Adobe Photoshop import No Adobe Photoshop import supportThere are currently no options to import assets directly from Adobe Photoshop. Good Adobe Photoshop import supportThe assets can be imported from Photoshop. Upon import, they are laid out on the screen as they were positioned in the Photoshop file, saving time on content positioning and alignment. Furthermore, the edits you make later in Photoshop can be propagated directly to Captivate, saving you time and effort.

Summary: Storyline vs Captivate – Supported Content Types

So far, Articulate Storyline is a clear winner only when it comes to importing PowerPoint content. And Adobe Captivate scores higher with virtual reality, responsive content, and Adobe Photoshop import. Both authoring tools work equally well with Cluelabs widgets and software simulations.

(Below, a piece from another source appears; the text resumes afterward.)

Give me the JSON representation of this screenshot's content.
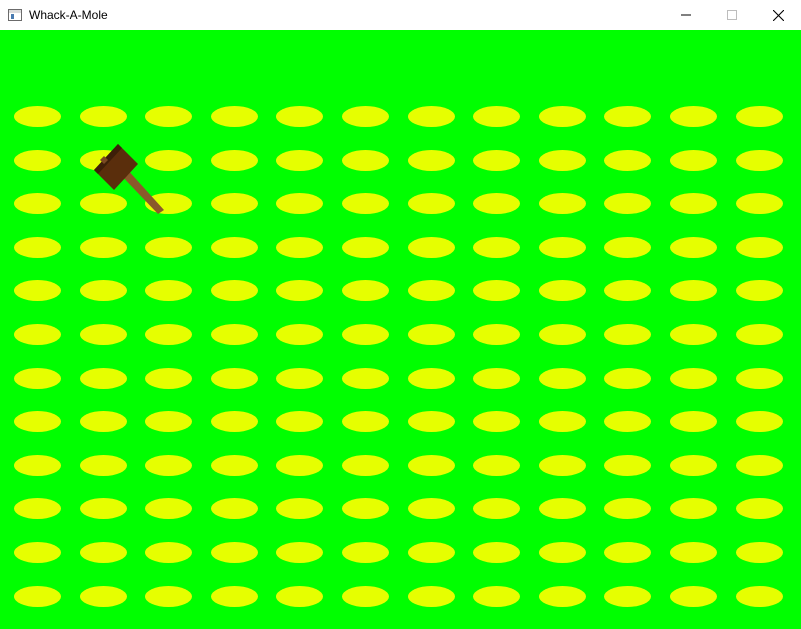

Here are some questions that can help you decide which tool will better meet your needs:

  • Will I need to import PowerPoint content into my eLearning course?
  • Do I plan to create virtual reality-based training programs, are my learners and organization ready for this type of content?
  • If I need the virtual reality compatibility, will I be satisfied with a limited set of VR features?
  • Will my learners access eLearning from mobile devices as well as desktops?
  • If I expect the learners to use mobile devices for learning, will they do this often enough to justify the longer time needed to create responsive learning projects?
  • Will I design slides in Photoshop prior to creating the learning course? If so, how important is it to be able to import designs directly into the authoring tools?
eLearning Company Blog | April 2, 2019